“RPDI’s creative design vision was fundamental to the success of the Human Origins Hall at NMNH. The exhibit’s subject matter is highly scientific and often times intangible, and most of the displayed objects such as stone tools and fossil bones do not offer much color choice or visual diversity.RPDI overcame these challenges by introducing dramatic yet elegant design along with using different textures and lighting effects to create visually interesting and soothing space. Moreover, in order to introduce many theoretical subject matters which cannot be conveyed through objects, RPDI used sophisticated but friendly graphic design to make two-dimensional presentations most engaging. Their thorough attentions to the design details succeeded in capturing visitors instantly the moment they stepped in to the space. The most important testimony to their good design can be seen in the positive reaction from the visitors in response to every design intention RPDI created in the space. I believe the Human Origins Hall at NMNH shows that RPDI are not only a group of exhibit design experts but also a team of creative individuals who care and understand the impact of good design.” Junko Chinen, Project Manager, Smithsonian Institution
The most important factor to consider is relevancy. The specific requirements of accessibility for exhibits should be discussed with the client and stakeholders, the client’s accessibility consultant, as well as local accessibility committees or authorities.

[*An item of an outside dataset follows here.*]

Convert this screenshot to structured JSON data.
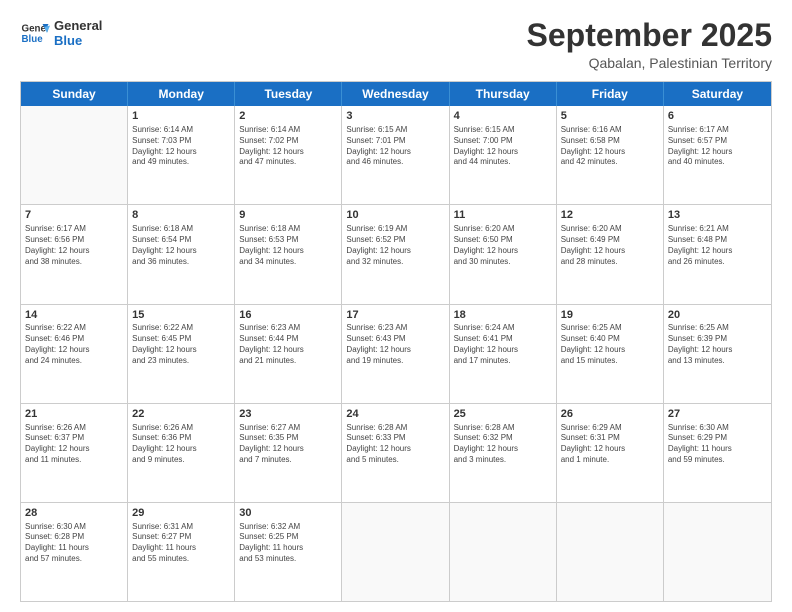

The need and degree of accessibility enhancements varies from project to project – designers should avoid designing in a vacuum.
Beyond the delivery of key messages, designers should also consider:
1. Displaying key content in a variety of modes, using print, media, touchable models, audio, tactile letters, braille, alternative languages, and large print
2. Ensuring that text size and contrast adhere to governing accessibility requirements
3. Consulting local accessibility authorities to test designs and obtain feedback
1. Start the accessibility discussion early in the project to clearly define the goals. Accessibility design elements are less expensive and more effective if integrated early.
2. If budget does not allow for extensive accessibility initiatives in all the content messaging, at least apply them to the expression of main ideas.
3. Enhanced programming can also be developed, if the budget will not allow for permanent built-in enhanced content.
See more here.